### DIRECTIONS FOR THIS TASK:
In the data below, count every line that holds the string "JSON" and reply with the number alone.
:: RECORDS SHOWN
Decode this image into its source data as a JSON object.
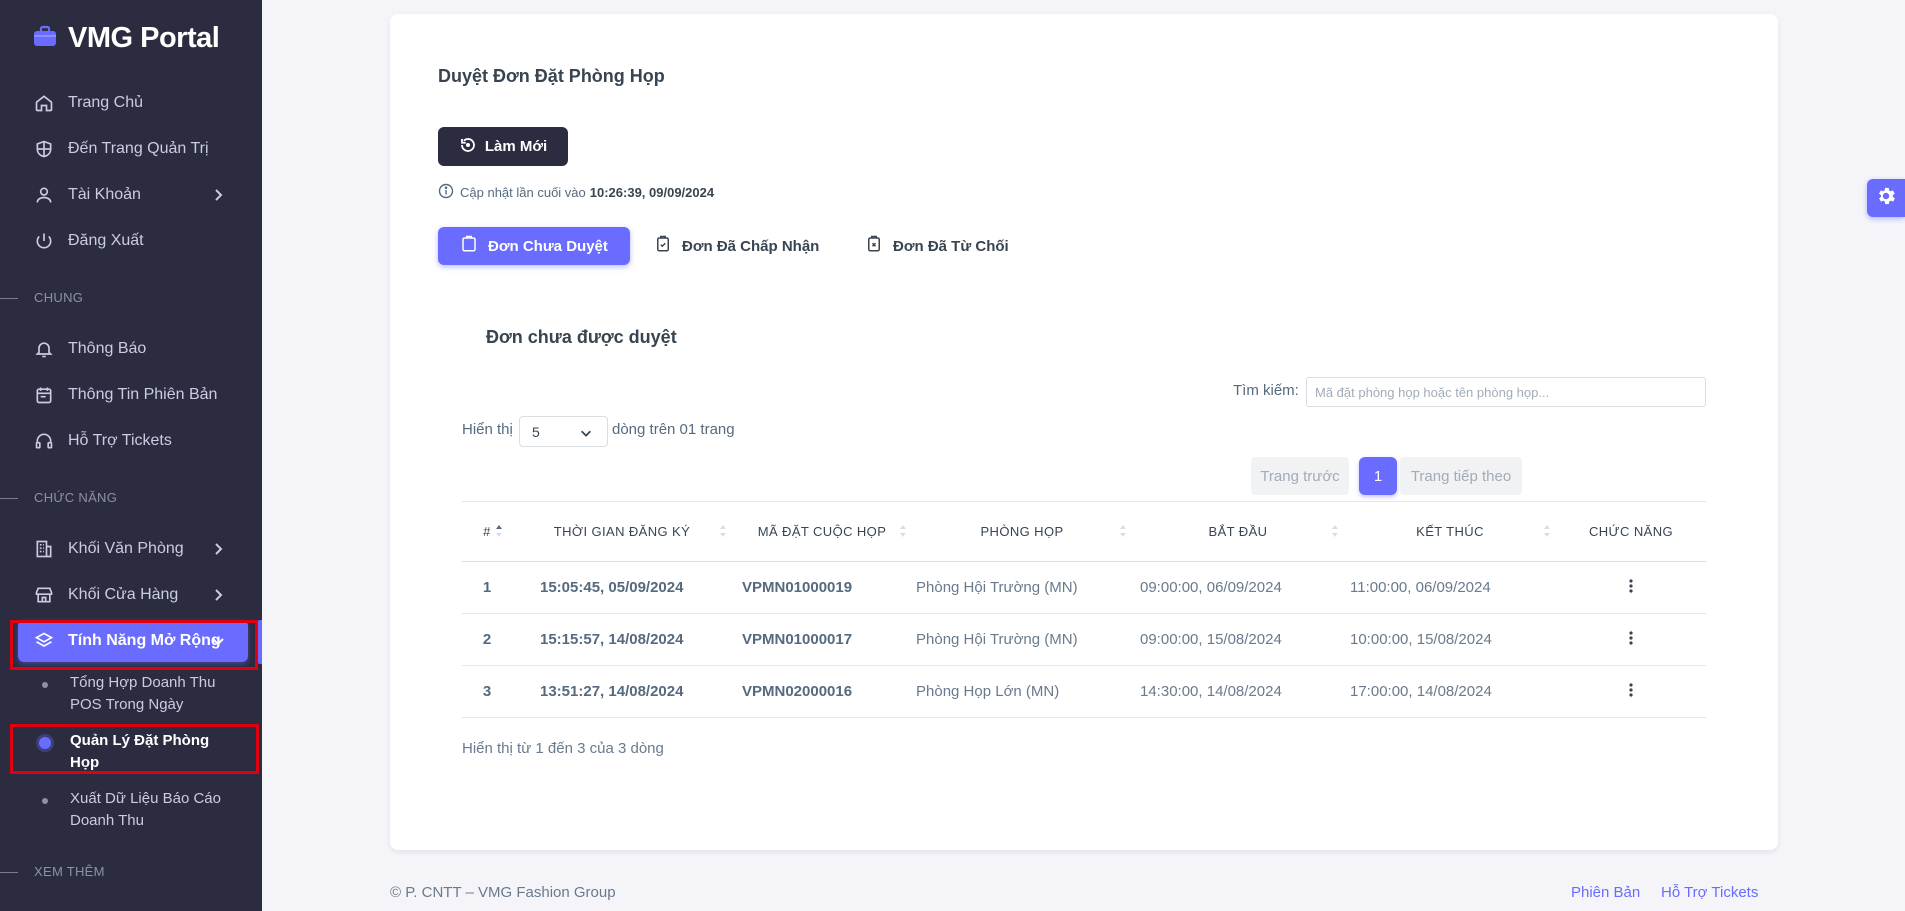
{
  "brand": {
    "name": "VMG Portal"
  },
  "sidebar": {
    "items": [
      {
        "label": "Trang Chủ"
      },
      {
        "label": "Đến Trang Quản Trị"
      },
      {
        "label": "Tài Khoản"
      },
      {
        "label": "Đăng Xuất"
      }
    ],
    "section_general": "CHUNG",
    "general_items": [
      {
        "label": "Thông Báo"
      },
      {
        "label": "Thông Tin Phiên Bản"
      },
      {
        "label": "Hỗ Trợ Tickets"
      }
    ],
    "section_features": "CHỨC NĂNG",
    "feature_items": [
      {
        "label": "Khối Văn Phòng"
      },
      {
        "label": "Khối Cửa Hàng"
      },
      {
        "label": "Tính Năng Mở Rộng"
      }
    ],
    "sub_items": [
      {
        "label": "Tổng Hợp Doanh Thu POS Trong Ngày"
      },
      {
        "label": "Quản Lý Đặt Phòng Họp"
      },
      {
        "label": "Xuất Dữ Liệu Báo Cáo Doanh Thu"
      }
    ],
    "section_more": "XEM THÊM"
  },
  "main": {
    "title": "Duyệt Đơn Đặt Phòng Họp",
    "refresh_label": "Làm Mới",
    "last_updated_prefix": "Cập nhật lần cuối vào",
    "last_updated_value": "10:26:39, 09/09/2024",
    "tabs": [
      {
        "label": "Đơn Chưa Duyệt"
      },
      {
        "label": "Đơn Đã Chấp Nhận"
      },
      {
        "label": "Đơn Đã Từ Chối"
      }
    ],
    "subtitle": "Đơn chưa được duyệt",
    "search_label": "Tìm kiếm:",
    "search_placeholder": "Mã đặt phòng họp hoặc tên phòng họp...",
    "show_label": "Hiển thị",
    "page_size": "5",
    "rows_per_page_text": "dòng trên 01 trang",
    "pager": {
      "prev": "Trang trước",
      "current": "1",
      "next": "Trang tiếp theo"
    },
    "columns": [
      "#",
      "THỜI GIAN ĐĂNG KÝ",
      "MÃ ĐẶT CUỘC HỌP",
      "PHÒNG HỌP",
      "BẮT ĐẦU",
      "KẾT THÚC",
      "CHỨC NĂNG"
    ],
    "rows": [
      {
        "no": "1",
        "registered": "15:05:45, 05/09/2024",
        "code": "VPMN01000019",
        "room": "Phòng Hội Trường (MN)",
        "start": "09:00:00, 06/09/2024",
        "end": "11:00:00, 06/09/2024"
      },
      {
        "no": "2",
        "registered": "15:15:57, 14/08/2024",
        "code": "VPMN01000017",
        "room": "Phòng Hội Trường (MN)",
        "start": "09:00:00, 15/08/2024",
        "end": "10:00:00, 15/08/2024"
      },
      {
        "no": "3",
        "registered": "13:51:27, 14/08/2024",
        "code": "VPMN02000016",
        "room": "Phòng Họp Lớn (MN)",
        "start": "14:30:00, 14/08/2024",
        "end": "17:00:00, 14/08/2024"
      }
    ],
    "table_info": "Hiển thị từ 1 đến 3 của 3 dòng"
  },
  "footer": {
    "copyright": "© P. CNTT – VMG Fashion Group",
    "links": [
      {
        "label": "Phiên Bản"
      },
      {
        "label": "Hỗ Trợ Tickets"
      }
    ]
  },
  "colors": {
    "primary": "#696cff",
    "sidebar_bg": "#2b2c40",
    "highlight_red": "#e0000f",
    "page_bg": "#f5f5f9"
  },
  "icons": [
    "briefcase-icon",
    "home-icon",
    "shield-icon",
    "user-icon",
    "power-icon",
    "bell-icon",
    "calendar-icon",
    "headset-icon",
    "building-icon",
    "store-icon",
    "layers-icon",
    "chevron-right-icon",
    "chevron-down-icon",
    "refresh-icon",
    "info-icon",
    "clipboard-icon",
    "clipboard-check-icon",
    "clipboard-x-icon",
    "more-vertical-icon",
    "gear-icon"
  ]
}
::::
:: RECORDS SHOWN
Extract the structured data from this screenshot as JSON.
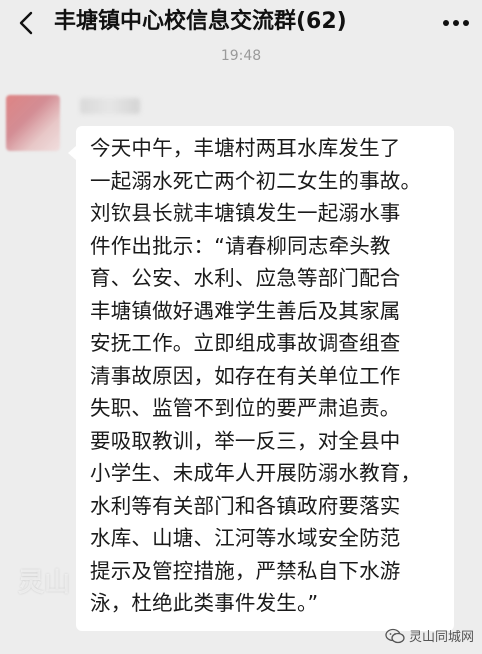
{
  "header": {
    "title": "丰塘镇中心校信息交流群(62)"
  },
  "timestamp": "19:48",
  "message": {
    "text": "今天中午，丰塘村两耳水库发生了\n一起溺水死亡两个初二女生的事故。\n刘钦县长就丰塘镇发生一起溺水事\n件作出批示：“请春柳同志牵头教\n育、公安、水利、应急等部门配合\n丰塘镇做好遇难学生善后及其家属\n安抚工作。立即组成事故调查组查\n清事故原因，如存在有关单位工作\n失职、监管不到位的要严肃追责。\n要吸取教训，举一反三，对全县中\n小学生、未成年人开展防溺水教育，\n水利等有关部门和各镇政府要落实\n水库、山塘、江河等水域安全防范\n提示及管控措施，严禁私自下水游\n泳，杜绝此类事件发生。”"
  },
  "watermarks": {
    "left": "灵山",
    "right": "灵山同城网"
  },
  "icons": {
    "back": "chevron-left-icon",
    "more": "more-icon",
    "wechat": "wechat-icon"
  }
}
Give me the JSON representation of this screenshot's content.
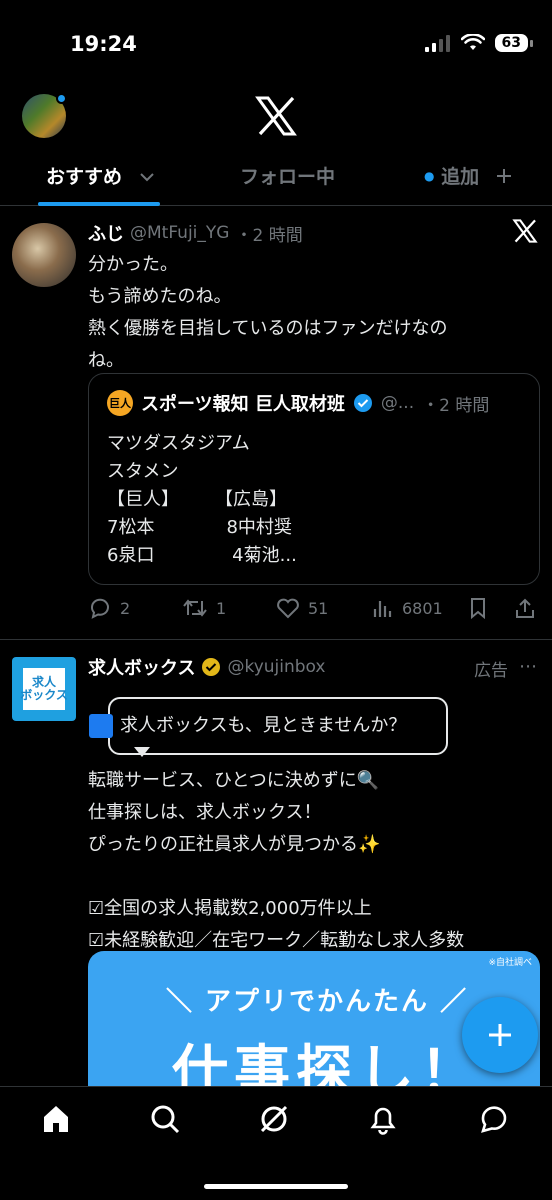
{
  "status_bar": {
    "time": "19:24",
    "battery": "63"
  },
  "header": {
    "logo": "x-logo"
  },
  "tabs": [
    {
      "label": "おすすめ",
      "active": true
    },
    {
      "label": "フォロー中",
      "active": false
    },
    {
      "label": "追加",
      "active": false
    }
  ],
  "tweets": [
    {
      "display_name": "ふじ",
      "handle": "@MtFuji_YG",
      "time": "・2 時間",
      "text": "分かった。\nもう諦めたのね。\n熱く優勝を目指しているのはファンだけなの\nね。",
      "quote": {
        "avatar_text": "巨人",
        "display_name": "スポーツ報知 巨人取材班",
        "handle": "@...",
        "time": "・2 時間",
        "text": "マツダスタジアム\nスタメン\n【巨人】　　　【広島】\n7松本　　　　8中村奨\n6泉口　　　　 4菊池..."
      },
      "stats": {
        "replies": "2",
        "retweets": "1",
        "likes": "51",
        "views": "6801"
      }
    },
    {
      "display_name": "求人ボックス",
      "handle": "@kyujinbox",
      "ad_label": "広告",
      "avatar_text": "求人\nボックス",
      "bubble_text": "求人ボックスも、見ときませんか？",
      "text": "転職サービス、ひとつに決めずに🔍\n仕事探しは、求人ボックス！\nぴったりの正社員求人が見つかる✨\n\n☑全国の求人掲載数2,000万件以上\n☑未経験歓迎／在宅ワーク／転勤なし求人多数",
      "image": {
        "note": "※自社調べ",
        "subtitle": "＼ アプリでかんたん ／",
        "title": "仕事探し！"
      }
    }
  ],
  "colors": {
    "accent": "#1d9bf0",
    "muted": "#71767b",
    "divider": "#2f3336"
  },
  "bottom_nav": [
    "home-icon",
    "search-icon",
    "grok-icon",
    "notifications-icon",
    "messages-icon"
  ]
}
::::
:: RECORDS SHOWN
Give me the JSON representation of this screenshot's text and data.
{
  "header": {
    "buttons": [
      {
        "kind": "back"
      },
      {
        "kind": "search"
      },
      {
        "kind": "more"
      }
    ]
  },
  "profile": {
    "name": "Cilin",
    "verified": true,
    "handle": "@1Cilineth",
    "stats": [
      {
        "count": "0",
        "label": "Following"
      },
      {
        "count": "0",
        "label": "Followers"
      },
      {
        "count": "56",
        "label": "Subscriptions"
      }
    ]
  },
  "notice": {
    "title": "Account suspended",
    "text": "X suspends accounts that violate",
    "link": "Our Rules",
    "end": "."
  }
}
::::
### RESULT:
4